╭──

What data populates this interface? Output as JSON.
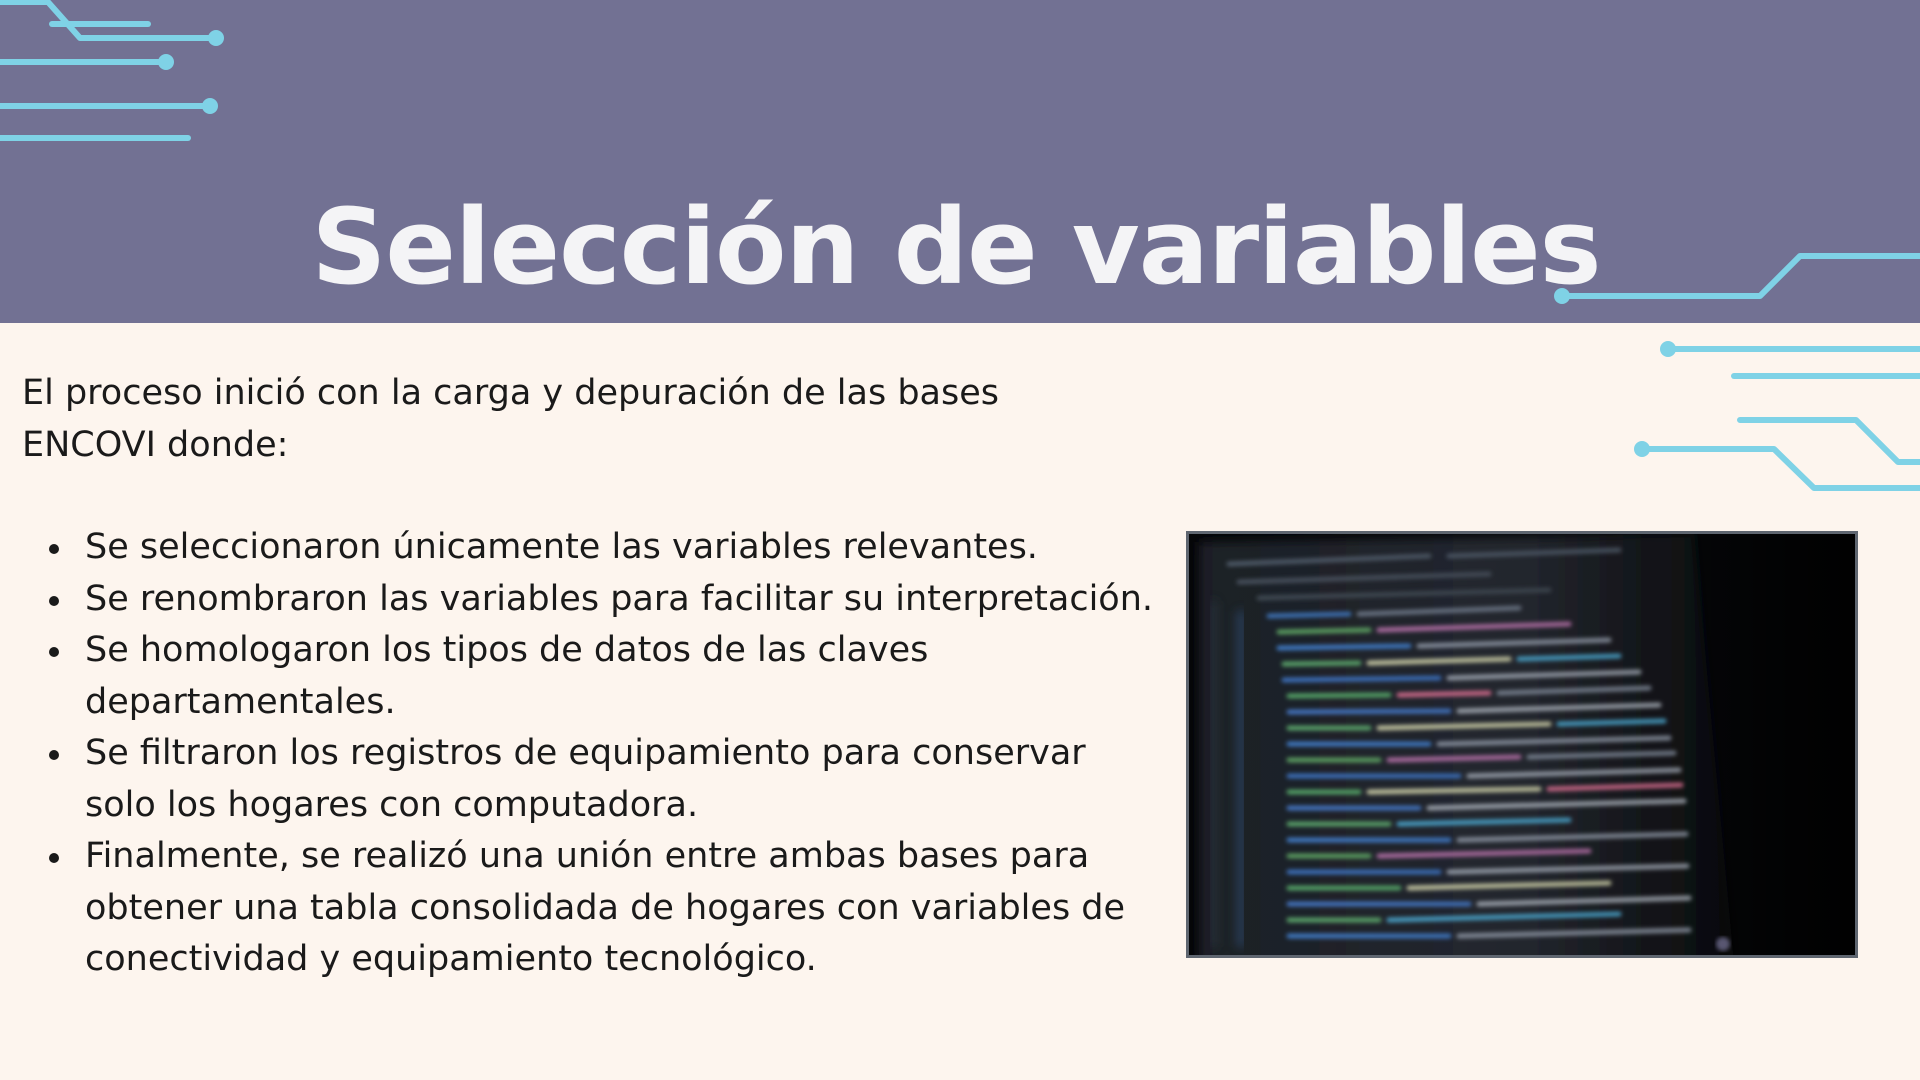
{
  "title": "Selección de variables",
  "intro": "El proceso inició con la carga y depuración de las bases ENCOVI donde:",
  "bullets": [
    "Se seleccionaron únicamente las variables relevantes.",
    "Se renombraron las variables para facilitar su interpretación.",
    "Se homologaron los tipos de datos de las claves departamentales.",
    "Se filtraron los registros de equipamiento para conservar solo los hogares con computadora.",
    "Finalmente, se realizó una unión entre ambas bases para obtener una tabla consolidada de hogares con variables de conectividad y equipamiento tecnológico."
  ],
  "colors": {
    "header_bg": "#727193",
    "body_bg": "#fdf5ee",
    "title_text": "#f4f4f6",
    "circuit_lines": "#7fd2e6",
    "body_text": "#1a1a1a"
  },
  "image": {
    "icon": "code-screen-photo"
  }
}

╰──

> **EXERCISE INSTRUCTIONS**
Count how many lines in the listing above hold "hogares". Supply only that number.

> **RESPONSE**
2